Task item
In the entries that follow, how many lines include the string "DATI"? The answer is the number only.

Given information
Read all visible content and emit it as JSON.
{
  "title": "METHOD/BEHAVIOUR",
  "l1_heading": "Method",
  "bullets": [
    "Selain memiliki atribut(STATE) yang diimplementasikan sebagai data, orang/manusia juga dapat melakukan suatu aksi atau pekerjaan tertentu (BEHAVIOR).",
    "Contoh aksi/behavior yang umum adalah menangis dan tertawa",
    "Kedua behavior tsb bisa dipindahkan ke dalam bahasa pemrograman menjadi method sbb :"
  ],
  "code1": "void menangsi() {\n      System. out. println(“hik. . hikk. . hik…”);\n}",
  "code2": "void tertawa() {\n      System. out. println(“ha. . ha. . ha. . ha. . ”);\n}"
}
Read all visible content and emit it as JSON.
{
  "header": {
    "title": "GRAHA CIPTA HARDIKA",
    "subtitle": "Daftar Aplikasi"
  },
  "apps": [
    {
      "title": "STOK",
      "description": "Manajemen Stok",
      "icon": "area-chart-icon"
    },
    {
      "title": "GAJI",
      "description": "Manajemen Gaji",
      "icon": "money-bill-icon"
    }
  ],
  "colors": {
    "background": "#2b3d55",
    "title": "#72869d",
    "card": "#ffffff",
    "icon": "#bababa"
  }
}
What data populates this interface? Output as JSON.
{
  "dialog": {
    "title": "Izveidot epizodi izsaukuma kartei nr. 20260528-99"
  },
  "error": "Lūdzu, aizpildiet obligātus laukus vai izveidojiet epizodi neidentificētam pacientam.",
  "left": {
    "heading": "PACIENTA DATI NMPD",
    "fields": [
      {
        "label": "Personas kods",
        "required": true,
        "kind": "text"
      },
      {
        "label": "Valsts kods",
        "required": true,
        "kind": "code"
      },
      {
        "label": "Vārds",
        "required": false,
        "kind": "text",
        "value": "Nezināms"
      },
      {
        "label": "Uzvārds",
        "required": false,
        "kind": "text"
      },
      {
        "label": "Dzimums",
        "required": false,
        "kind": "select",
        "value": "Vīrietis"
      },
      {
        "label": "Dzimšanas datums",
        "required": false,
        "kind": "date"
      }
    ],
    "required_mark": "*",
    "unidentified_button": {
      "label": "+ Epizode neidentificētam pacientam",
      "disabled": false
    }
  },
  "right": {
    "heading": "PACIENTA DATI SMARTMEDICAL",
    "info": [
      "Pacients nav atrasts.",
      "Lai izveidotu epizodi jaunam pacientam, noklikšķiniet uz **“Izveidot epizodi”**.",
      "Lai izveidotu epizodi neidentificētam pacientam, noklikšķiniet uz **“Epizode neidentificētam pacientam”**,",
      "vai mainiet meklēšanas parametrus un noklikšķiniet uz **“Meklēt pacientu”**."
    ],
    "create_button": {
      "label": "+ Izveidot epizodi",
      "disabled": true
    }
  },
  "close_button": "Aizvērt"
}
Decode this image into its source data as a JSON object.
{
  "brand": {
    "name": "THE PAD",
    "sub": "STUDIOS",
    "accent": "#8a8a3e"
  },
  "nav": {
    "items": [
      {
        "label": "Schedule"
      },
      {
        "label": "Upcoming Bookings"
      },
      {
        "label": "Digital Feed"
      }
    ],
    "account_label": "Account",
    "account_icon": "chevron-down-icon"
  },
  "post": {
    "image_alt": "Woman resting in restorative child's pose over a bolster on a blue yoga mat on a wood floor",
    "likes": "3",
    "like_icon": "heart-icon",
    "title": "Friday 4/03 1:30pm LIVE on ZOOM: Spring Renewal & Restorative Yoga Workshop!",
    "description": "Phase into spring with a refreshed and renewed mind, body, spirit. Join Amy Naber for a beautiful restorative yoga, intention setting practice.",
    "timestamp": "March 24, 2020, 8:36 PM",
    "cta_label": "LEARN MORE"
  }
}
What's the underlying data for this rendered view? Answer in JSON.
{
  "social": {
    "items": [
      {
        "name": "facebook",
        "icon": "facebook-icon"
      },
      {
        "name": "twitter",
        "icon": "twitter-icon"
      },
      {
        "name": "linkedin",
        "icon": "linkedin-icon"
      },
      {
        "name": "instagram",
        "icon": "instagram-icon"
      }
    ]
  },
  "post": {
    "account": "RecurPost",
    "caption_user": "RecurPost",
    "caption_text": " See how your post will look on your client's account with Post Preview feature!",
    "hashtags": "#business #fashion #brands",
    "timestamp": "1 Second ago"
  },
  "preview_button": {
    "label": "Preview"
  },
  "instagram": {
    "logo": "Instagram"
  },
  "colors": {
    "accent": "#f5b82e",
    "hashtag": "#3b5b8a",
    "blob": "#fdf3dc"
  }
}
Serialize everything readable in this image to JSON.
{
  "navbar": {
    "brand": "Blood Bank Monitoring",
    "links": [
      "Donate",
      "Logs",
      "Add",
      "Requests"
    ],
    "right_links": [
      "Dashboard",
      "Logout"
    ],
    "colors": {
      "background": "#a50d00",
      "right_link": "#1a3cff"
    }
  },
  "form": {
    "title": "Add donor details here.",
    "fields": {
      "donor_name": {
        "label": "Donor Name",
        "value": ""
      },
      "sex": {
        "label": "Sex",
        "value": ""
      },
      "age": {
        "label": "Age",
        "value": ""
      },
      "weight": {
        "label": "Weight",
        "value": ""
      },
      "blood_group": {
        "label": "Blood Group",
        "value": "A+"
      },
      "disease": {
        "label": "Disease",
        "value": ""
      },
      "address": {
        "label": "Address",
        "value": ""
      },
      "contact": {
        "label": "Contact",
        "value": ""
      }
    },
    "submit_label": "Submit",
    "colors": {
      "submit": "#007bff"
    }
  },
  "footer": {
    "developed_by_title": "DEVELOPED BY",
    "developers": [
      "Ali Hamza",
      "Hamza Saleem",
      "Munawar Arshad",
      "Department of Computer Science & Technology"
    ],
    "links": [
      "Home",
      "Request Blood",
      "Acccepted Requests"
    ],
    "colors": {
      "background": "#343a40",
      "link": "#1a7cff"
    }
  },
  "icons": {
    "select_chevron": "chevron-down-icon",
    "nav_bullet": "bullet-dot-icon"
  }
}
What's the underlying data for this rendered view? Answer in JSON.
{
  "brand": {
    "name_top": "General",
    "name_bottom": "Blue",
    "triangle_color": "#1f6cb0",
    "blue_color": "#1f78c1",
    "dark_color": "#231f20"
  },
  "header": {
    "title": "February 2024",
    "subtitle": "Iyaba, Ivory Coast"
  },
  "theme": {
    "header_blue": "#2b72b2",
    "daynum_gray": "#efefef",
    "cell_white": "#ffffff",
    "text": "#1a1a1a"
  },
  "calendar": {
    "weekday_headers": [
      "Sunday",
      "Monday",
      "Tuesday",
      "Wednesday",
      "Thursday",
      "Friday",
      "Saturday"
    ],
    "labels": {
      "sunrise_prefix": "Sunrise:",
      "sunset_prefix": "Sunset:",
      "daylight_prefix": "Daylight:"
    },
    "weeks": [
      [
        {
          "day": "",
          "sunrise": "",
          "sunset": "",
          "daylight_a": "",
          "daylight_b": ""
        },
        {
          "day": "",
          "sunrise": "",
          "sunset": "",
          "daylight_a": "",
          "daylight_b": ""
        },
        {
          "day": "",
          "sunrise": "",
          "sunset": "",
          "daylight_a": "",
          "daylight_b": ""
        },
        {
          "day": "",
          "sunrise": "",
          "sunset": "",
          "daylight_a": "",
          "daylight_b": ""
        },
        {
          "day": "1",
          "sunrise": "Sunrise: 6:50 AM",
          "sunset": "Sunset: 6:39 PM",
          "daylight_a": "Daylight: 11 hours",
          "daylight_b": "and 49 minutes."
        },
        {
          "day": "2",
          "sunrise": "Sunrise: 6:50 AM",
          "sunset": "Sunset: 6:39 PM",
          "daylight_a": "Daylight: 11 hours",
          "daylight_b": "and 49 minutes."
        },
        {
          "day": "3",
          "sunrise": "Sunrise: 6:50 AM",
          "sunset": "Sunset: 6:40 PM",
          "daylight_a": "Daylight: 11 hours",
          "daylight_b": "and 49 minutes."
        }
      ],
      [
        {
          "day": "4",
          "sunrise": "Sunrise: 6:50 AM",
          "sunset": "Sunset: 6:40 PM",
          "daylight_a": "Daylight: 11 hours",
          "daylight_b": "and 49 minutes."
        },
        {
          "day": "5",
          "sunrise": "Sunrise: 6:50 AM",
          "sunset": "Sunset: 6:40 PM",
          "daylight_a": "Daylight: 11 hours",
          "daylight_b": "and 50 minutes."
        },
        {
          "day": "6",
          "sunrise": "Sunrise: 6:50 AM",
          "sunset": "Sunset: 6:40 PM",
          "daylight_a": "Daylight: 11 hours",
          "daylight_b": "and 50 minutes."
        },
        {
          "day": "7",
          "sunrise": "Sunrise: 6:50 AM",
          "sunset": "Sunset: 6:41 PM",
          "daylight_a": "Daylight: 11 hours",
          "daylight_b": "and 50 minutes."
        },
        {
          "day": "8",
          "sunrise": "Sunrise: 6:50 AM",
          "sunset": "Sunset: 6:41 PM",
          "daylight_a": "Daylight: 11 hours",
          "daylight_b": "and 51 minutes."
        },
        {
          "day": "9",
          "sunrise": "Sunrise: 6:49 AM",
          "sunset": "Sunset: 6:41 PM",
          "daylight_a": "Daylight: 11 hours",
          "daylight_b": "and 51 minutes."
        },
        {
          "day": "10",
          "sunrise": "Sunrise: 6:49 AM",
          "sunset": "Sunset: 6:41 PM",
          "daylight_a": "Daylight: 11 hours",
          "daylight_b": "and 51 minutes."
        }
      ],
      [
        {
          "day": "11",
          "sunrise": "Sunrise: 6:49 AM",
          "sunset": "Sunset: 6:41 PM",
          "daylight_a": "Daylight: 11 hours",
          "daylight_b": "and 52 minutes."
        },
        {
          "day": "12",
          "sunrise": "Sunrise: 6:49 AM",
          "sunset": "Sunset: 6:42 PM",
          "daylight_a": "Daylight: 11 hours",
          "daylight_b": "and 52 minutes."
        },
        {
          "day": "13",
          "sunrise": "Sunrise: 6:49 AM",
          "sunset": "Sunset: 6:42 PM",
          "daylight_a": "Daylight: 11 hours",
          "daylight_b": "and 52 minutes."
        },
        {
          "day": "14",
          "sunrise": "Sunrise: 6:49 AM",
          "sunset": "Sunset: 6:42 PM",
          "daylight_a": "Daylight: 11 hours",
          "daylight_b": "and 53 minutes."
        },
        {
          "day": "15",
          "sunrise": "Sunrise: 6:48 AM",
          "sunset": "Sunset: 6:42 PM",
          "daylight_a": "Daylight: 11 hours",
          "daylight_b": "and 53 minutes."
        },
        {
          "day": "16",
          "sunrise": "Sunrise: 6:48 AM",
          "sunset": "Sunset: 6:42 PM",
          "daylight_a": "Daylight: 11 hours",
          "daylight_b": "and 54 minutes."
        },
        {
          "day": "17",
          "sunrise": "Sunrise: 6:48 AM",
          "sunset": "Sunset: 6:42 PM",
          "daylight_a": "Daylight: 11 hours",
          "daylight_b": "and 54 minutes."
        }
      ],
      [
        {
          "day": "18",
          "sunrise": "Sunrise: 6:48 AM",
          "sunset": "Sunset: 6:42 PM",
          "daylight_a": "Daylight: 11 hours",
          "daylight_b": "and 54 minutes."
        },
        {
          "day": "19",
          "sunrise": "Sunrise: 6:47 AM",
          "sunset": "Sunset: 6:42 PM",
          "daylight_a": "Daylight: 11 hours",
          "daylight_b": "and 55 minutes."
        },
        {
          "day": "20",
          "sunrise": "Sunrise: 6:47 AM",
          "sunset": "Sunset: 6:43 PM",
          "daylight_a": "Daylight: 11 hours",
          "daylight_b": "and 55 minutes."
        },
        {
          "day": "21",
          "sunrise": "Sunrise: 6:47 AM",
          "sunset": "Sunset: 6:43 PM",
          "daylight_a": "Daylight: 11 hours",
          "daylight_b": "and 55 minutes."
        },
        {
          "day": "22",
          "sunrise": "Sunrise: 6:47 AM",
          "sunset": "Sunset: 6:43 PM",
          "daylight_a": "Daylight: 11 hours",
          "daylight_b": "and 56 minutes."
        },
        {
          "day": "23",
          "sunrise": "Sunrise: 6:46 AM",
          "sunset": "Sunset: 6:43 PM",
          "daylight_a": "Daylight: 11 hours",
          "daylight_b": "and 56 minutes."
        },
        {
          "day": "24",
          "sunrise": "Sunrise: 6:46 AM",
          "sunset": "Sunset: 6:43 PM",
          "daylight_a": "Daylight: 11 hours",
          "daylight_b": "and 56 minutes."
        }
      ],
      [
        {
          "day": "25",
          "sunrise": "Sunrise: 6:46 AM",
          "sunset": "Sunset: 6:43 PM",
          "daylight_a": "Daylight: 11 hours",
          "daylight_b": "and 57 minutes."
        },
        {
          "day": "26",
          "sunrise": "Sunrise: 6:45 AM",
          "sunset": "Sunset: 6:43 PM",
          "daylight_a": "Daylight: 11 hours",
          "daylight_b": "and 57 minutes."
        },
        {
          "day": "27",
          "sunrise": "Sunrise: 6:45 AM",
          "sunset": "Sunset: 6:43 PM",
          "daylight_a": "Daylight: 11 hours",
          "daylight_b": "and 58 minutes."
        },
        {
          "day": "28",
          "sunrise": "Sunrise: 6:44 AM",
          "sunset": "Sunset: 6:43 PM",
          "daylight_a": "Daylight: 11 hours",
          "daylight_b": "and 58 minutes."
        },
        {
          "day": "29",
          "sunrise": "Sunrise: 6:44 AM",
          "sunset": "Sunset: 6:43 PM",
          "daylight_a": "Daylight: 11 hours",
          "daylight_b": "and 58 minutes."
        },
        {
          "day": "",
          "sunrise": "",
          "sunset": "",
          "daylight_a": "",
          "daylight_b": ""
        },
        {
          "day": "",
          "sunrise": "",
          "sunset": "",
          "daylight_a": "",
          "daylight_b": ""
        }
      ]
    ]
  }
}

Expected answer
2